From The San Francisco Chronicle:
Tuesday, June 21, 2011
Having already set his affairs in order, James Verone calmly walked into an RBC bank in North Carolina and committed his first crime in his 59 years on this planet. Verone handed the teller a note that read "This is a bank robbery. Please only give me one dollar," took the dollar from the terrified clerk, and sat down on a couch in the bank's lobby.
"'I'll be sitting right over there in the chair waiting for the police," Verone told the bank teller. And wait he did. Police arrived moments later and apprehended him, hauling him off to the jail cell he so desperately wanted to enter.
No, James Verone isn't crazy. He isn't a career criminal. He didn't rob the bank to get drugs or booze. He didn't do it to get attention or on a lark. James Verone walked into that bank and committed a felony because going to jail was the only way he could receive the health care he needed to survive.
Verone is one man, but he could really be any one of us. He's 59 and well past the point of finding a new career. He was laid off from his 17-year job and, with unemployment hardly a survivable wage, took the first job that came his way. He developed a growth on his chest - the sort of medical condition that could be life-threatening - and earned two ruptured disks in his back, along with problems with his left foot.
After depleting his life savings and realizing he had, literally, nowhere else to turn, Verone committed the crime, hoping he could get the medical care that he so desperately needs.
This is what America has come to? Otherwise honest folks, with no where to turn in life, have to resort to fake-robbing a bank with the hopes they'll be arrested so they can receive medical care?

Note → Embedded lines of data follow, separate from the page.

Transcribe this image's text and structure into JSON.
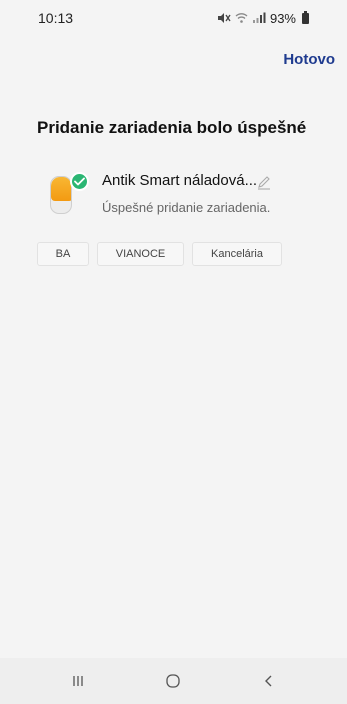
{
  "status_bar": {
    "time": "10:13",
    "battery": "93%",
    "icons": [
      "mute-icon",
      "wifi-icon",
      "signal-icon",
      "battery-icon"
    ]
  },
  "header": {
    "done_label": "Hotovo"
  },
  "main": {
    "title": "Pridanie zariadenia bolo úspešné",
    "device": {
      "name": "Antik Smart náladová...",
      "status": "Úspešné pridanie zariadenia.",
      "icon": "night-lamp-icon",
      "badge_icon": "check-icon"
    },
    "rooms": [
      {
        "label": "BA"
      },
      {
        "label": "VIANOCE"
      },
      {
        "label": "Kancelária"
      }
    ]
  },
  "navbar": {
    "icons": [
      "recent-apps-icon",
      "home-icon",
      "back-icon"
    ]
  },
  "colors": {
    "accent": "#1f3b8f",
    "success": "#2bb673",
    "lamp": "#f39a12",
    "background": "#f4f4f4"
  }
}
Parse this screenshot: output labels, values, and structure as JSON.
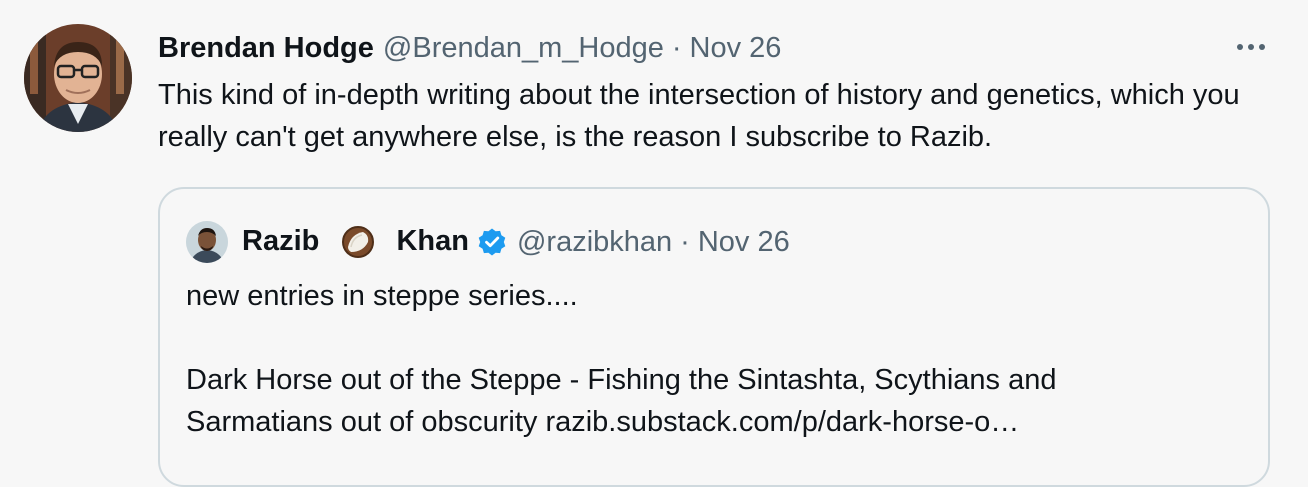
{
  "tweet": {
    "author_name": "Brendan Hodge",
    "author_handle": "@Brendan_m_Hodge",
    "separator": "·",
    "date": "Nov 26",
    "text": "This kind of in-depth writing about the intersection of history and genetics, which you really can't get anywhere else, is the reason I subscribe to Razib.",
    "more_icon": "more-horizontal-icon"
  },
  "quoted_tweet": {
    "author_name_first": "Razib",
    "author_name_emoji_icon": "coconut-icon",
    "author_name_last": "Khan",
    "verified_icon": "verified-badge-icon",
    "author_handle": "@razibkhan",
    "separator": "·",
    "date": "Nov 26",
    "line1": "new entries in steppe series....",
    "line2": "Dark Horse out of the Steppe - Fishing the Sintashta, Scythians and",
    "line3_text": "Sarmatians out of obscurity ",
    "line3_link": "razib.substack.com/p/dark-horse-o…"
  },
  "colors": {
    "background": "#f7f7f7",
    "text_primary": "#0f1419",
    "text_secondary": "#536471",
    "card_border": "#cfd9de",
    "verified_blue": "#1d9bf0"
  }
}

There is absolutely no reason for an allegedly civilized country, particularly one as wealthy as America, to pass the buck on providing health care for everyone. Yes, everyone: the employed and the unemployed; the sick and the healthy; old and young.
Before you scream "oh no, socialism!!!" stop and consider what you mean by that. How do socialist systems pay for health care? Taxes are collected from businesses and citizens, and a portion of those taxes go to cover the health care costs of everyone in the plan - in other words, everyone in the country.

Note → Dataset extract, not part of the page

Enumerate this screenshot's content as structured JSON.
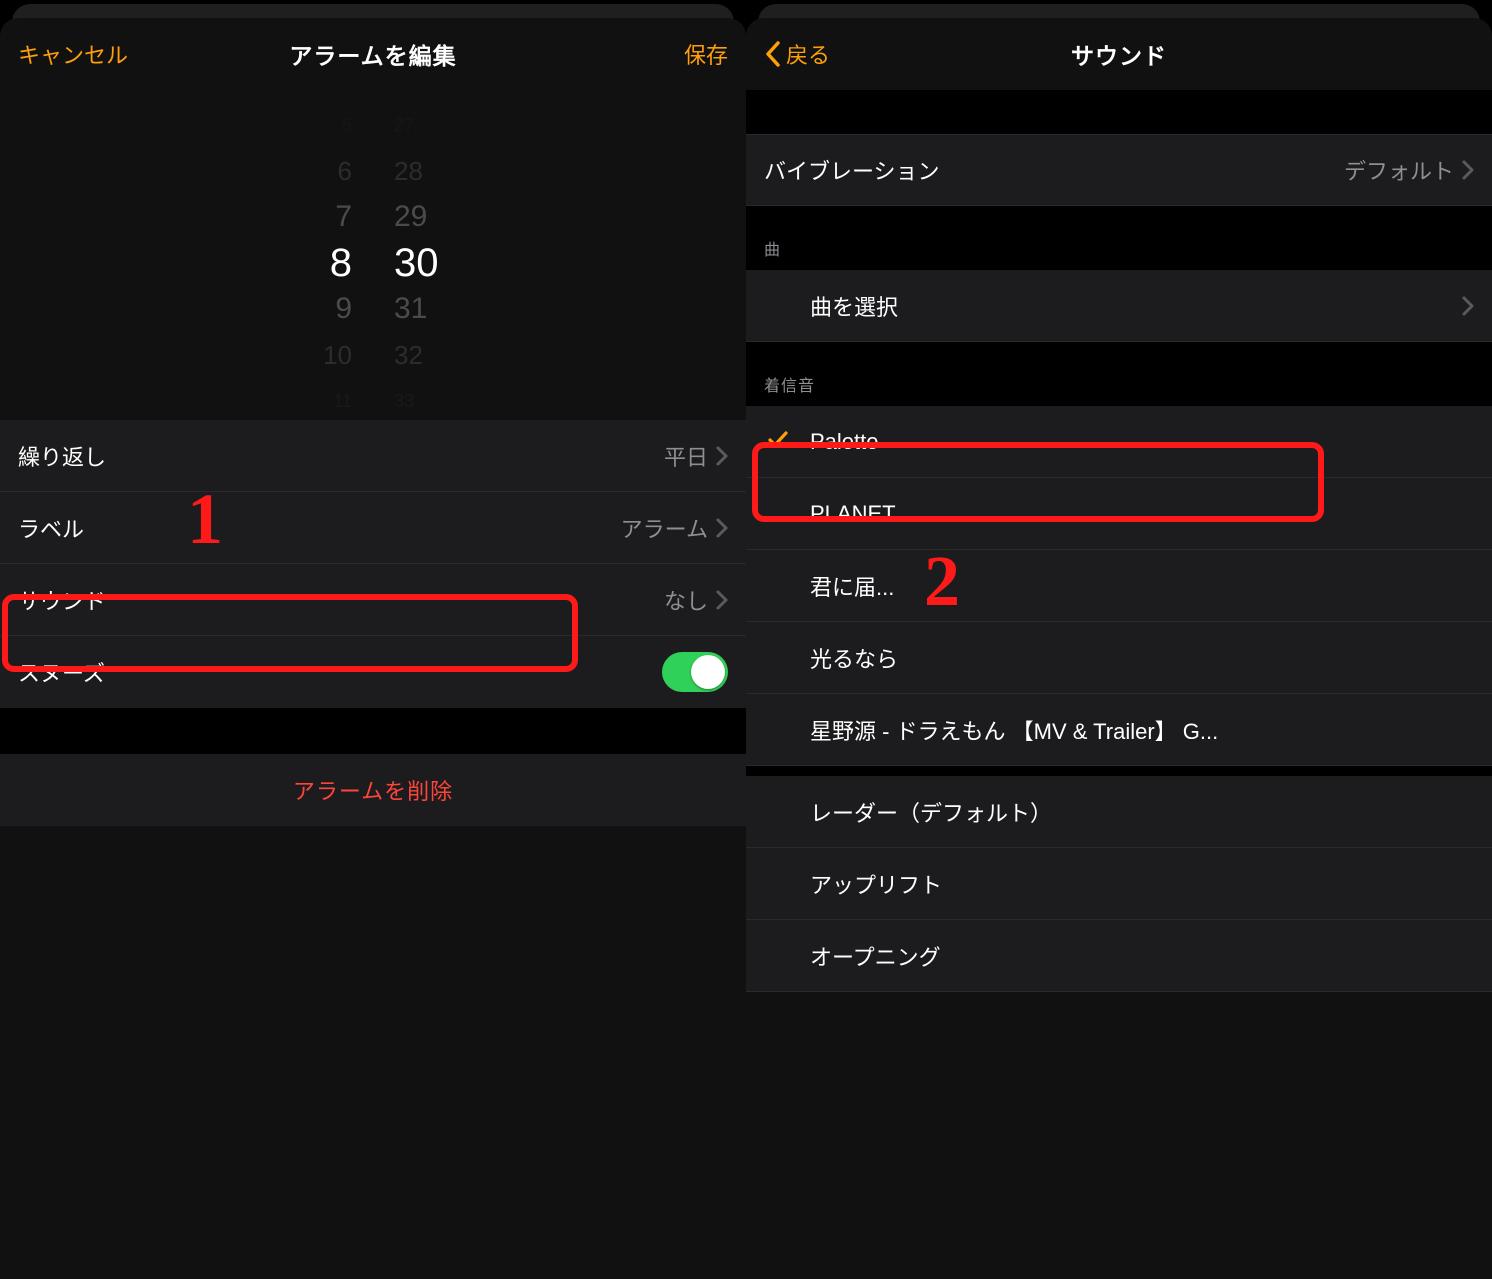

How do health insurance systems pay for health care? Premiums are collected from businesses and employees, and a portion of those premiums go to cover the health care costs of everyone in the plan.
The difference between the two? Socialized care costs less (because it has a much larger pool of people to draw from), covers everyone at all times, and prevents people from purposefully committing crimes to get treated. Insurance systems ARE socialized systems, except they don't cover everyone and allow a corporation - and entity that neither receives nor provides the medical treatment - to skim a profit off the top.

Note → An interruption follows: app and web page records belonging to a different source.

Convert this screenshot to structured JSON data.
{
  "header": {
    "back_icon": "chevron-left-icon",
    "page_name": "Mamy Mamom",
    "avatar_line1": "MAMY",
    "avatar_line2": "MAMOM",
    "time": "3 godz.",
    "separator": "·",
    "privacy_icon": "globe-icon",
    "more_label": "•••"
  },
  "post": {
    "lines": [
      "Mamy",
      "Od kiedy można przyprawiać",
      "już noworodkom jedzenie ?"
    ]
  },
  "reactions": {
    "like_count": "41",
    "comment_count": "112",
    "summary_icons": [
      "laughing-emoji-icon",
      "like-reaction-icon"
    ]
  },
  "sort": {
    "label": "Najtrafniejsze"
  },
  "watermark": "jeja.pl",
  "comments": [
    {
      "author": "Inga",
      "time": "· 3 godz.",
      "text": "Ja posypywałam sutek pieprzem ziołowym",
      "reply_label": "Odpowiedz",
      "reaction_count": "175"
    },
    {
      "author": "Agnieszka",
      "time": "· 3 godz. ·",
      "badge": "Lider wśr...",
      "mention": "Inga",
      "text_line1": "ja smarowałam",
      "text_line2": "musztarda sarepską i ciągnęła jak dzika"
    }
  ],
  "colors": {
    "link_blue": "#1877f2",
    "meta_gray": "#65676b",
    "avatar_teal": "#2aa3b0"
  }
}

In what sort of twisted mind is that the rational way to provide medical care? It's not like the marketplace can rationally set prices for health care. A dying man has no ability to check prices and compare services before deciding which hospital he'll take his heart attack to.
Chemotherapy cannot wait for patients to decide if they want to upgrade to the premium service that ABC Cancer, Inc is offering, or if they'll settle for the basic package. Health care is not cable TV and cannot be solved with these over-simplified market solutions. Anyone who tells you otherwise is a liar, a fraud, or a charlatan - and perhaps a moron. (I would bet on "moron".)
At some point, Americans need to grow up and accept that providing single-payer, government-paid health care for the entire country is not only mandatory - it is the only morally acceptable choice.
[READ THE ORIGINAL SFGATE ARTICLE]